We were going to maybe use something that was already there, that was already built. But he wanted to use something that was brand-new. It only took him a few weeks after we got the sketches of the triple-jawed minotaur head. That was his idea.
Does someone from the band have the sculpture?
We’ll eventually have it, but right now it’s at the Jonathan Levine Gallery in New York City, being shown with a number of other pieces he worked up for the show.
On The Hunter, you don’t use one narrative concept. As a writer, was that freeing for you?
Yeah. It opened up the floodgates with a lot of subject matter I wanted to tackle and didn’t see any way to shoehorn [into full-length] concepts. There’s subject matter we’re all into that we couldn’t discuss on concept albums.
Did the band feel the same way?
There were a lot of stressful things happening in band members’ lives outside the practice space. And usually, we create a very stressful environment to make music in. We’re in there all day long, and it’s up and down. And one day, we walk out of there, and we say, “We had a breakthrough — awesome!” And the next day, you’re trying to shoehorn these mathematical-equation riffs into these spaces and make it all work and jibe with the concept, and it’s really intense.
But we couldn’t make the practice space be that intense, because there was way too much going on outside. So when we started writing, we were really okay with a simpler version of ourselves.
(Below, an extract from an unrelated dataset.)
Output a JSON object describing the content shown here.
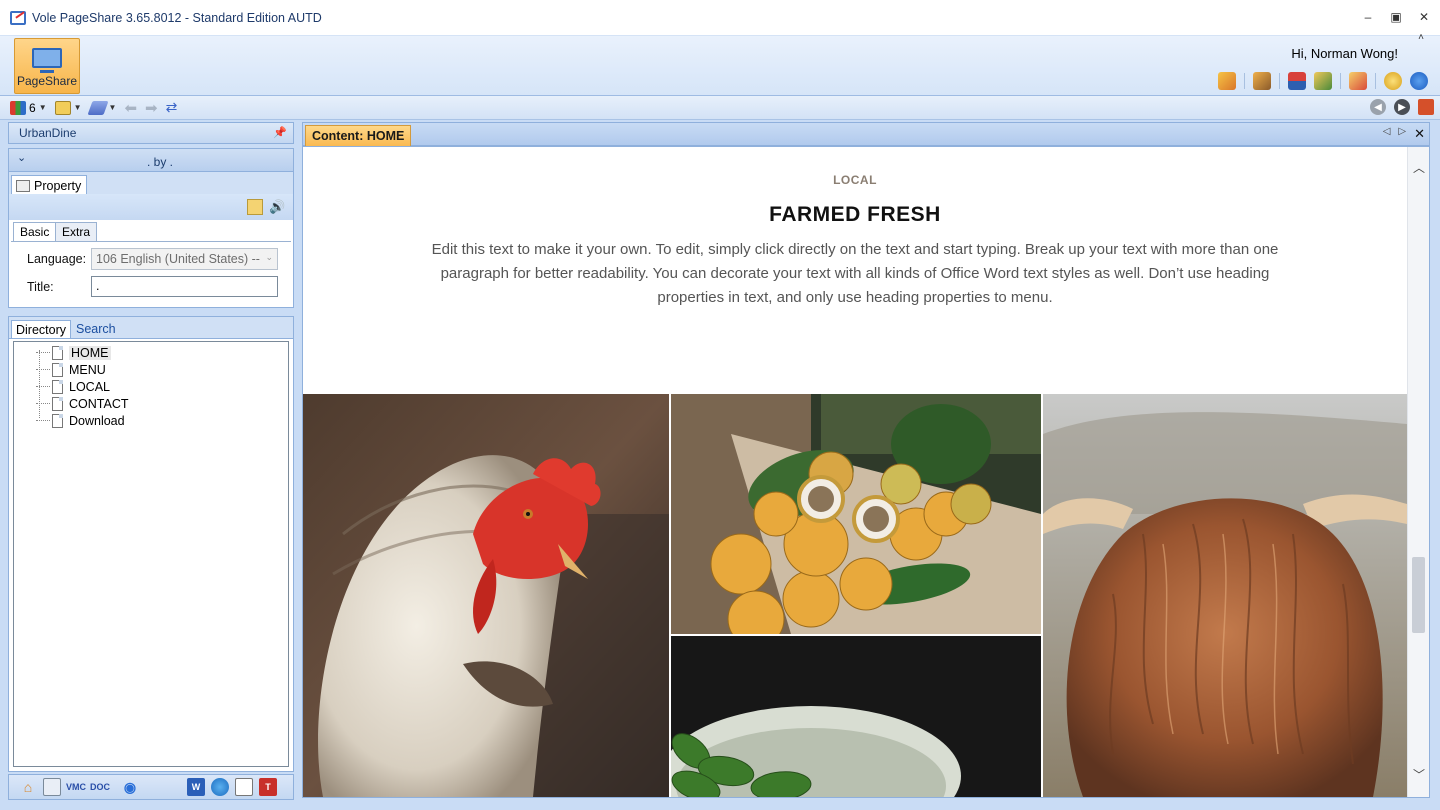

Like, in the past, maybe we’d take a riff in “Curl Of The Burl” and say, “Aw, it’s way too simple—we need to throw another time signature in there and mess that up and complicate it.” But this time, we were fine with the simplicity of it. “Is that song finished?” “Yup, it’s finished.” “Okay, time to move on.”
Read the full interview on Alt Press by clicking this link.